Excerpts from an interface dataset
++++++

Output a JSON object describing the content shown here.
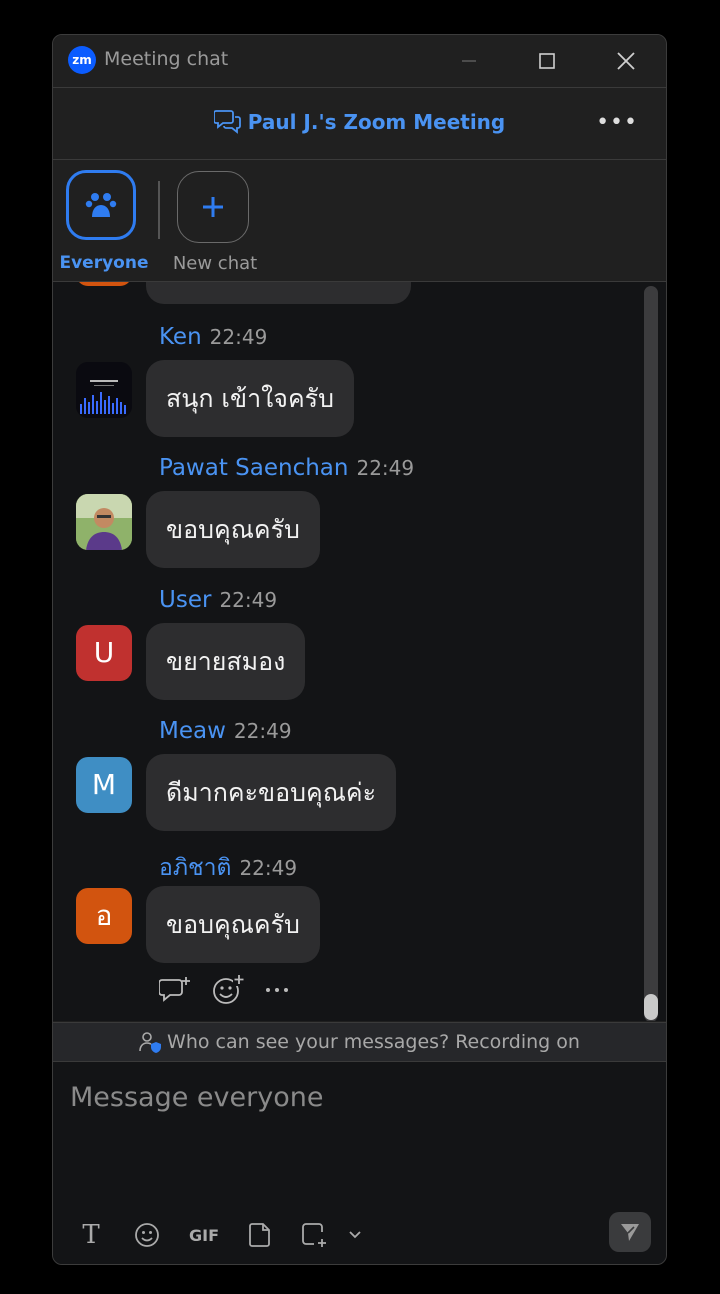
{
  "window": {
    "title": "Meeting chat",
    "logo_text": "zm"
  },
  "header": {
    "meeting_title": "Paul J.'s Zoom Meeting",
    "more": "…"
  },
  "tabs": [
    {
      "label": "Everyone",
      "icon": "group-icon",
      "active": true
    },
    {
      "label": "New chat",
      "icon": "plus-icon",
      "active": false
    }
  ],
  "messages": [
    {
      "sender": "Ken",
      "time": "22:49",
      "text": "สนุก เข้าใจครับ",
      "avatar": "image"
    },
    {
      "sender": "Pawat Saenchan",
      "time": "22:49",
      "text": "ขอบคุณครับ",
      "avatar": "photo"
    },
    {
      "sender": "User",
      "time": "22:49",
      "text": "ขยายสมอง",
      "avatar_letter": "U",
      "avatar_color": "#c0312f"
    },
    {
      "sender": "Meaw",
      "time": "22:49",
      "text": "ดีมากคะขอบคุณค่ะ",
      "avatar_letter": "M",
      "avatar_color": "#3f8ec4"
    },
    {
      "sender": "อภิชาติ",
      "time": "22:49",
      "text": "ขอบคุณครับ",
      "avatar_letter": "อ",
      "avatar_color": "#d2540f"
    }
  ],
  "notice": "Who can see your messages? Recording on",
  "composer": {
    "placeholder": "Message everyone",
    "gif_label": "GIF",
    "format_label": "T"
  },
  "colors": {
    "accent": "#4a93f2",
    "active_border": "#2f7cf0"
  }
}
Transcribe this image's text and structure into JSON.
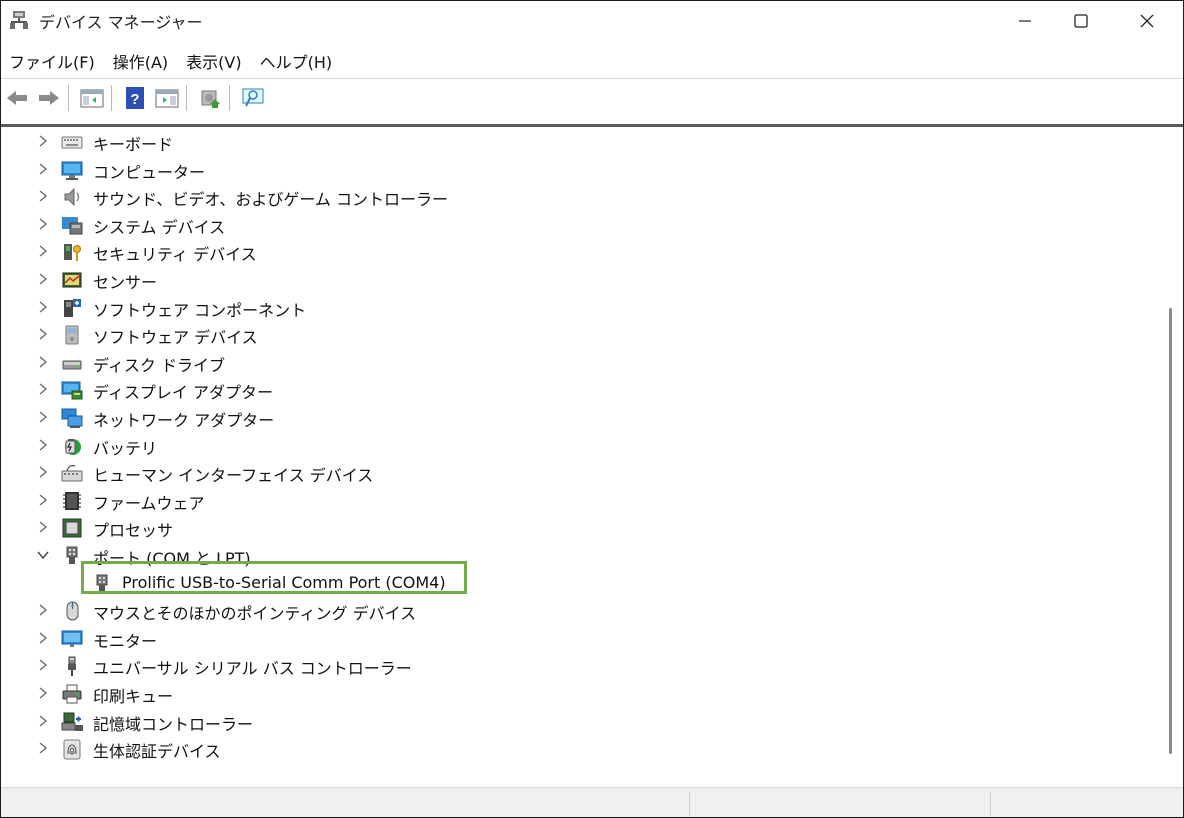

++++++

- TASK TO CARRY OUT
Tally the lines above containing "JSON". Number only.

- REPLY TO THE EXERCISE
2